Items from an interface collection:
- - - -
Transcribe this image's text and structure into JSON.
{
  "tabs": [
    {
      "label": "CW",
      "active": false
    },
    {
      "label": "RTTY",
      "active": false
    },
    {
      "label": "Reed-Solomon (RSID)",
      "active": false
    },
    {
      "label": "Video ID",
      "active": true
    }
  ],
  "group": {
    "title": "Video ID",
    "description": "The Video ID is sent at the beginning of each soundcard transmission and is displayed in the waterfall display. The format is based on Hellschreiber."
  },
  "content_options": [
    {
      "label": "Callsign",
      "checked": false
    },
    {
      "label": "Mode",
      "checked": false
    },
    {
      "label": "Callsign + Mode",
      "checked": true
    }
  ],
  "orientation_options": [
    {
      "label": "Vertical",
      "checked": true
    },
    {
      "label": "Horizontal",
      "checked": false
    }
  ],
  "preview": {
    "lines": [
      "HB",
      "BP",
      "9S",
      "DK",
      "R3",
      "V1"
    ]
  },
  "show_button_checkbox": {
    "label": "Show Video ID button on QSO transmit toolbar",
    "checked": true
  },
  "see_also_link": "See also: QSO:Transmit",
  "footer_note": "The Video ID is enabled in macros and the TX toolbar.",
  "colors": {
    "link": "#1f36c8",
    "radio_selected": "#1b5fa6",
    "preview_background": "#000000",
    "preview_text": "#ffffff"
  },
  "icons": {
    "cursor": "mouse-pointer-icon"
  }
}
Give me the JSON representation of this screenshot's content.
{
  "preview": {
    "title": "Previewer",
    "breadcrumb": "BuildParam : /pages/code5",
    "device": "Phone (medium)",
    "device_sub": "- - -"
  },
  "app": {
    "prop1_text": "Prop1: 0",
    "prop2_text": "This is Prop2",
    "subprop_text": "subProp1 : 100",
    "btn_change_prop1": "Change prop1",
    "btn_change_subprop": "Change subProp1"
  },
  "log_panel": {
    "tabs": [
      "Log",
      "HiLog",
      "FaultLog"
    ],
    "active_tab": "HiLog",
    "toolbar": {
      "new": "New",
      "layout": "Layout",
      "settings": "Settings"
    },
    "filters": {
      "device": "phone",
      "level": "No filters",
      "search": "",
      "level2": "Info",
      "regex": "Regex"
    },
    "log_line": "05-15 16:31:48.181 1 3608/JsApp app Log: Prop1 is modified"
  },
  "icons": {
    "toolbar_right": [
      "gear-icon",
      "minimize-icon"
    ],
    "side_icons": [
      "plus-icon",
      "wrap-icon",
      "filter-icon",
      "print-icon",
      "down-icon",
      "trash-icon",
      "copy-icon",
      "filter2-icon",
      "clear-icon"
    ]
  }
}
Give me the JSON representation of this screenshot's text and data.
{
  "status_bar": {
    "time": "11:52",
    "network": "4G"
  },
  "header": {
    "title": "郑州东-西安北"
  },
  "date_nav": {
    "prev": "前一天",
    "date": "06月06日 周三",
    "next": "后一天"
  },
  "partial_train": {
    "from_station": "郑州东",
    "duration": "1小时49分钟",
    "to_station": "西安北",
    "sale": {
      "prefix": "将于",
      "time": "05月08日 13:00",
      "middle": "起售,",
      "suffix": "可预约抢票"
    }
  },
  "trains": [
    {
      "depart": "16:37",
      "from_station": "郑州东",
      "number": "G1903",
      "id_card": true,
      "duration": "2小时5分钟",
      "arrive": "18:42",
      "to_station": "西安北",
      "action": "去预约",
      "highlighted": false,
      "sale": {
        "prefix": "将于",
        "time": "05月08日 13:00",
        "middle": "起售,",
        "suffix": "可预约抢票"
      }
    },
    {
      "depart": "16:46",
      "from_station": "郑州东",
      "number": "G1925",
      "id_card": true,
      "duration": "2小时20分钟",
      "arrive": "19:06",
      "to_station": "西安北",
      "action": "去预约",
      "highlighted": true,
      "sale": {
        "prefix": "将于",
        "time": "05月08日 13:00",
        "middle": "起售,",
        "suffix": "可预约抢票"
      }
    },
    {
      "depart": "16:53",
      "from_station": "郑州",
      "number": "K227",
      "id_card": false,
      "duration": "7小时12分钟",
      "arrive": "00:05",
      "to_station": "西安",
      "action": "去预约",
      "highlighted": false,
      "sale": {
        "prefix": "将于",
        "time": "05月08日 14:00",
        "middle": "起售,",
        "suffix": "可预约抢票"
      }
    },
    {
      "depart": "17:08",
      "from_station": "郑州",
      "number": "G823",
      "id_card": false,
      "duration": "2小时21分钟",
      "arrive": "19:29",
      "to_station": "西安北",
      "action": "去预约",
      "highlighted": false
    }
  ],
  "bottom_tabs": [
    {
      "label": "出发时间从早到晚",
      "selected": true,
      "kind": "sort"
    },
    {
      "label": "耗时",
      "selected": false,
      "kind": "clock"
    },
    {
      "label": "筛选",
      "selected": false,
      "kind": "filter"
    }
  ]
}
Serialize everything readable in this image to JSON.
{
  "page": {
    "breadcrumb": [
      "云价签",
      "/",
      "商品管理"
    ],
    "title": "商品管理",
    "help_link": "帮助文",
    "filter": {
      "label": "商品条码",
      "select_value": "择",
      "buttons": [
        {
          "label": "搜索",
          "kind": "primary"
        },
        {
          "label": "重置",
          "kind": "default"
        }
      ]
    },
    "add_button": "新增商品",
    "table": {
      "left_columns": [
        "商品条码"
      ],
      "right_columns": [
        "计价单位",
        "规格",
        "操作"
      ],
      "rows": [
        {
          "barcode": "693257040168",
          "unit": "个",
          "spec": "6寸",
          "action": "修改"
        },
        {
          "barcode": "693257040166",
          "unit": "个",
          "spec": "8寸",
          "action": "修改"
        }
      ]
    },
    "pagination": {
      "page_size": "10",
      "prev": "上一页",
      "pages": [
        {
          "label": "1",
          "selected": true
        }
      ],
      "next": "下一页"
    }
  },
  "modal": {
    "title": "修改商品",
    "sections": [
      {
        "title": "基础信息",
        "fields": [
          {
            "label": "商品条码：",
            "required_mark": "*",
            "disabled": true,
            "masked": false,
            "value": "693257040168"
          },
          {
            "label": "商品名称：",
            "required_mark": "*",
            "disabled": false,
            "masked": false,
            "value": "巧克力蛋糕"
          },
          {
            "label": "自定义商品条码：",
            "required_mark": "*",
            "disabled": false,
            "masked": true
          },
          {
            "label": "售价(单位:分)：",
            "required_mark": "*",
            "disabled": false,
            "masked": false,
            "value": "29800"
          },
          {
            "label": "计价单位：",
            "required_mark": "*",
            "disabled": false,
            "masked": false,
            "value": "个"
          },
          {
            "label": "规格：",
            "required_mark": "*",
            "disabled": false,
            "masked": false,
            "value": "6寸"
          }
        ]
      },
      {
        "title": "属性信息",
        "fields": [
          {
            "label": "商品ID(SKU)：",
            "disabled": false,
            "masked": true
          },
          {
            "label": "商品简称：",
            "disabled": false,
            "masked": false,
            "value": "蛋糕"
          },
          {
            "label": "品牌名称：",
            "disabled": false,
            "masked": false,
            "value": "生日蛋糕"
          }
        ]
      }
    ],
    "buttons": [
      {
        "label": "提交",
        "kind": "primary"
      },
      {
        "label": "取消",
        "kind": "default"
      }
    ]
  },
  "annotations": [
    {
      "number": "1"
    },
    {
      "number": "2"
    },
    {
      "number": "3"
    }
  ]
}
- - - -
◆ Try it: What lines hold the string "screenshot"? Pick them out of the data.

◆ Task response:
Give me the JSON representation of this screenshot's content.
Give me the JSON representation of this screenshot's text and data.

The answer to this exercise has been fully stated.